--- PROMPT ---
Go line by line through the data and copy those with the word "JSON".

::: RECORDS FOR THIS TASK :::

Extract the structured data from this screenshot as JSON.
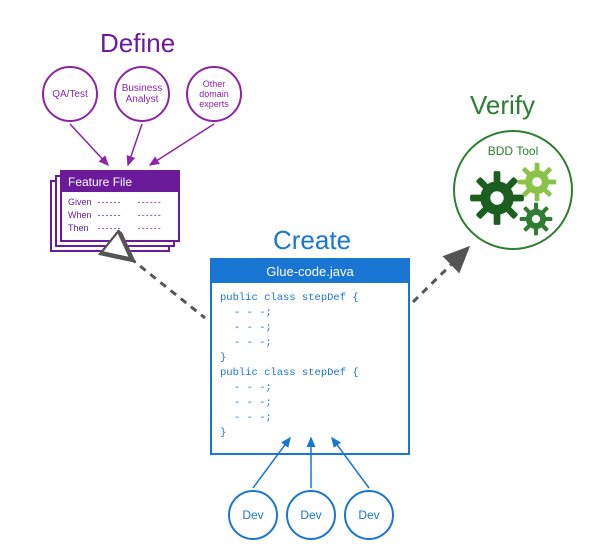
{
  "titles": {
    "define": "Define",
    "create": "Create",
    "verify": "Verify"
  },
  "roles": {
    "qa": "QA/Test",
    "ba": "Business\nAnalyst",
    "other": "Other\ndomain\nexperts"
  },
  "feature": {
    "header": "Feature File",
    "gwt": [
      "Given",
      "When",
      "Then"
    ],
    "line": "------"
  },
  "glue": {
    "filename": "Glue-code.java",
    "class_line": "public class stepDef {",
    "stmt": "- - -;",
    "close": "}"
  },
  "dev": {
    "label": "Dev"
  },
  "bdd": {
    "label": "BDD Tool"
  },
  "colors": {
    "purple": "#6a1b9a",
    "blue": "#1976d2",
    "green_dark": "#2e7d32",
    "green_mid": "#4caf50",
    "green_light": "#8bc34a",
    "gray": "#555555"
  }
}
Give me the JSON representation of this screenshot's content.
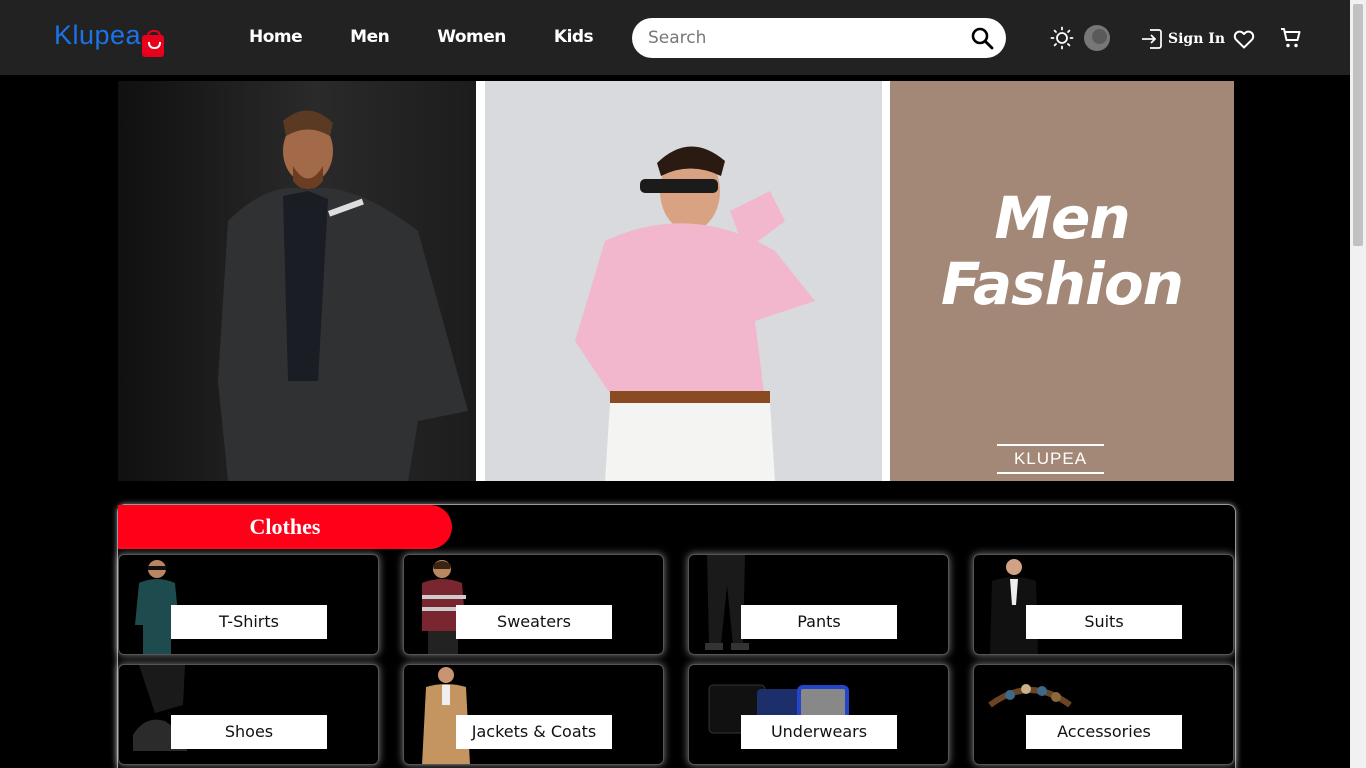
{
  "brand": {
    "name": "Klupea"
  },
  "nav": {
    "items": [
      "Home",
      "Men",
      "Women",
      "Kids"
    ]
  },
  "search": {
    "placeholder": "Search"
  },
  "header": {
    "sign_in": "Sign In"
  },
  "banner": {
    "title_line1": "Men",
    "title_line2": "Fashion",
    "mark": "KLUPEA"
  },
  "section": {
    "title": "Clothes",
    "categories": [
      "T-Shirts",
      "Sweaters",
      "Pants",
      "Suits",
      "Shoes",
      "Jackets & Coats",
      "Underwears",
      "Accessories"
    ]
  },
  "colors": {
    "accent": "#ff0018",
    "logo": "#1a73e8",
    "header_bg": "#222222",
    "banner_panel": "#a38777"
  }
}
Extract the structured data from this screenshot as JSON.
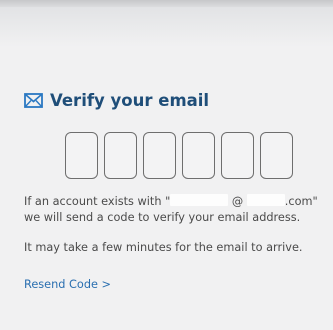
{
  "header": {
    "icon": "mail-icon",
    "title": "Verify your email",
    "accent_color": "#1f4e79"
  },
  "code_input": {
    "digits": [
      "",
      "",
      "",
      "",
      "",
      ""
    ]
  },
  "message": {
    "line1_prefix": "If an account exists with \"",
    "email_at": "@",
    "line1_suffix": ".com\"",
    "line2": "we will send a code to verify your email address.",
    "note": "It may take a few minutes for the email to arrive."
  },
  "resend": {
    "label": "Resend Code >",
    "color": "#2a6fb0"
  }
}
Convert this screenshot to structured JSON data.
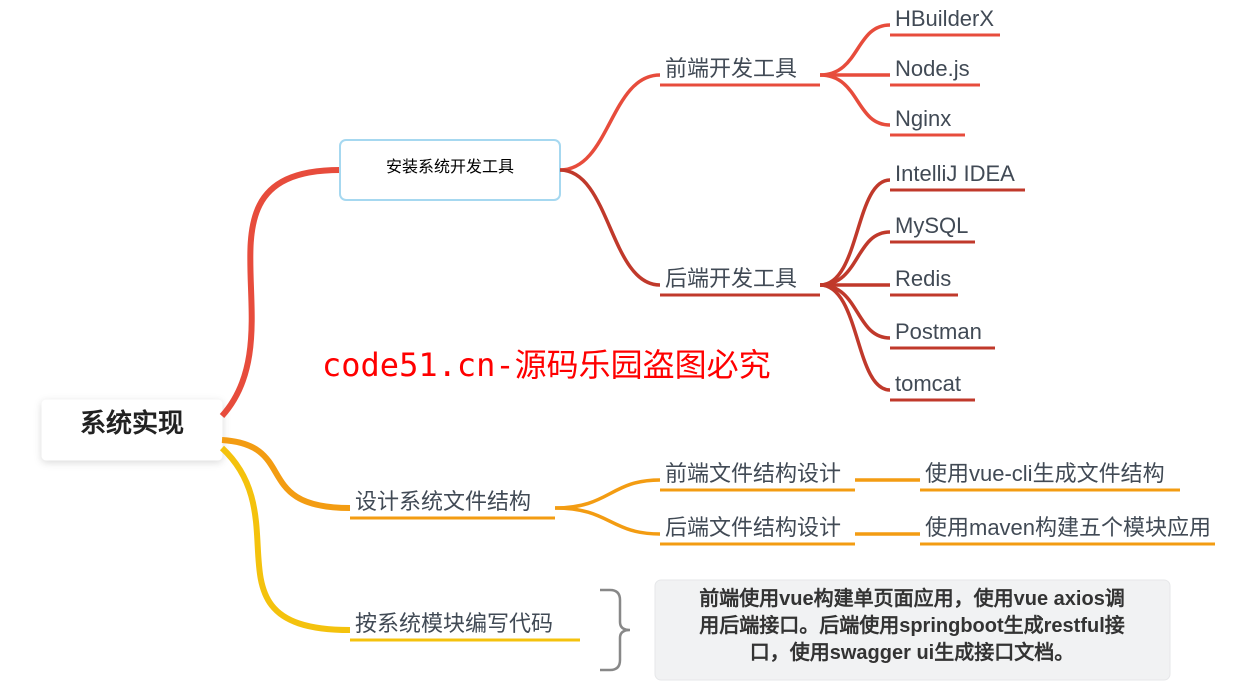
{
  "root": {
    "label": "系统实现"
  },
  "branches": [
    {
      "id": "install",
      "label": "安装系统开发工具",
      "color": "red",
      "children": [
        {
          "id": "frontend-tools",
          "label": "前端开发工具",
          "color": "red",
          "children": [
            {
              "id": "hbuilderx",
              "label": "HBuilderX",
              "color": "red"
            },
            {
              "id": "nodejs",
              "label": "Node.js",
              "color": "red"
            },
            {
              "id": "nginx",
              "label": "Nginx",
              "color": "red"
            }
          ]
        },
        {
          "id": "backend-tools",
          "label": "后端开发工具",
          "color": "red-dark",
          "children": [
            {
              "id": "intellij",
              "label": "IntelliJ IDEA",
              "color": "red-dark"
            },
            {
              "id": "mysql",
              "label": "MySQL",
              "color": "red-dark"
            },
            {
              "id": "redis",
              "label": "Redis",
              "color": "red-dark"
            },
            {
              "id": "postman",
              "label": "Postman",
              "color": "red-dark"
            },
            {
              "id": "tomcat",
              "label": "tomcat",
              "color": "red-dark"
            }
          ]
        }
      ]
    },
    {
      "id": "design-files",
      "label": "设计系统文件结构",
      "color": "orange",
      "children": [
        {
          "id": "fe-structure",
          "label": "前端文件结构设计",
          "color": "orange",
          "children": [
            {
              "id": "vue-cli",
              "label": "使用vue-cli生成文件结构",
              "color": "orange"
            }
          ]
        },
        {
          "id": "be-structure",
          "label": "后端文件结构设计",
          "color": "orange",
          "children": [
            {
              "id": "maven",
              "label": "使用maven构建五个模块应用",
              "color": "orange"
            }
          ]
        }
      ]
    },
    {
      "id": "write-code",
      "label": "按系统模块编写代码",
      "color": "yellow",
      "summary": {
        "lines": [
          "前端使用vue构建单页面应用，使用vue axios调",
          "用后端接口。后端使用springboot生成restful接",
          "口，使用swagger ui生成接口文档。"
        ]
      }
    }
  ],
  "watermark": "code51.cn-源码乐园盗图必究"
}
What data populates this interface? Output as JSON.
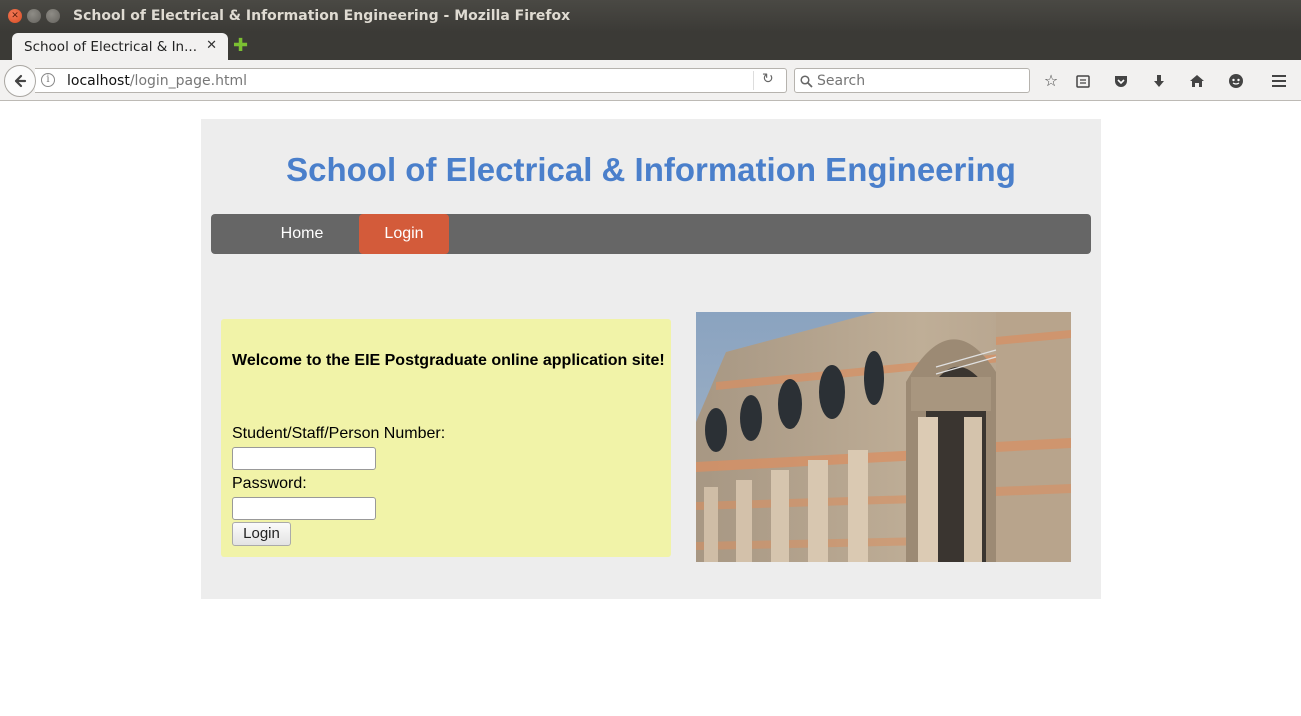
{
  "window": {
    "title": "School of Electrical & Information Engineering - Mozilla Firefox"
  },
  "tabs": [
    {
      "label": "School of Electrical & In...",
      "close_glyph": "✕"
    }
  ],
  "browser": {
    "url_host": "localhost",
    "url_path": "/login_page.html",
    "search_placeholder": "Search",
    "icons": [
      "back-arrow-icon",
      "info-icon",
      "reload-icon",
      "search-icon",
      "bookmark-star-icon",
      "reading-list-icon",
      "pocket-icon",
      "download-icon",
      "home-icon",
      "chat-icon",
      "menu-hamburger-icon"
    ]
  },
  "site": {
    "title": "School of Electrical & Information Engineering",
    "menu": {
      "home": "Home",
      "login": "Login"
    },
    "login_form": {
      "welcome": "Welcome to the EIE Postgraduate online application site!",
      "user_label": "Student/Staff/Person Number:",
      "user_value": "",
      "password_label": "Password:",
      "password_value": "",
      "submit": "Login"
    }
  },
  "colors": {
    "title_blue": "#4a7fcb",
    "menu_bar": "#666666",
    "menu_active": "#d35b3a",
    "login_box": "#f1f3a8",
    "page_bg": "#ededed"
  }
}
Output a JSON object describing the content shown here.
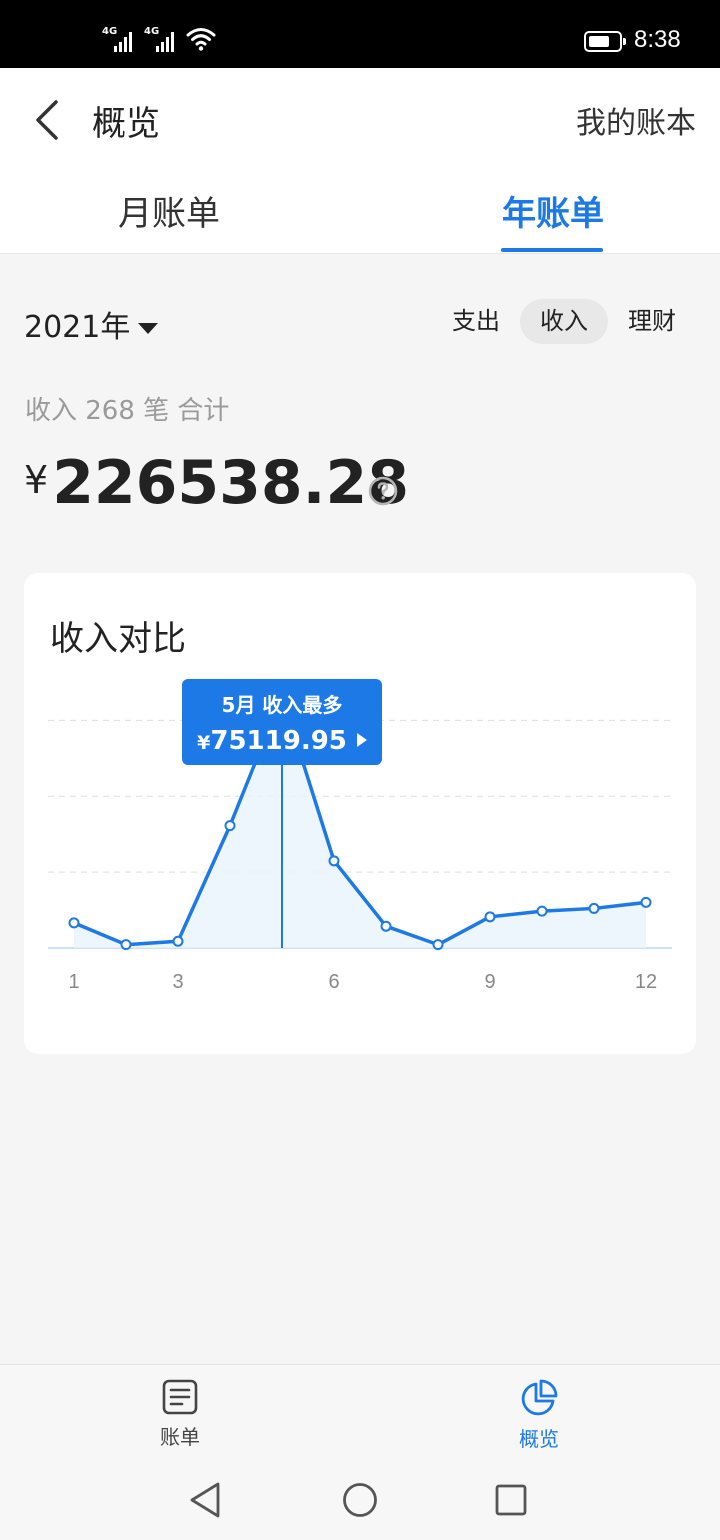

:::

--- ANSWER SECTION ---
Extract the structured data from this screenshot as JSON.
Give me the JSON representation of this screenshot's content.
Extract the structured data from this screenshot as JSON.
Convert this screenshot to structured JSON data.
What data populates this interface? Output as JSON.
Output a JSON object describing the content shown here.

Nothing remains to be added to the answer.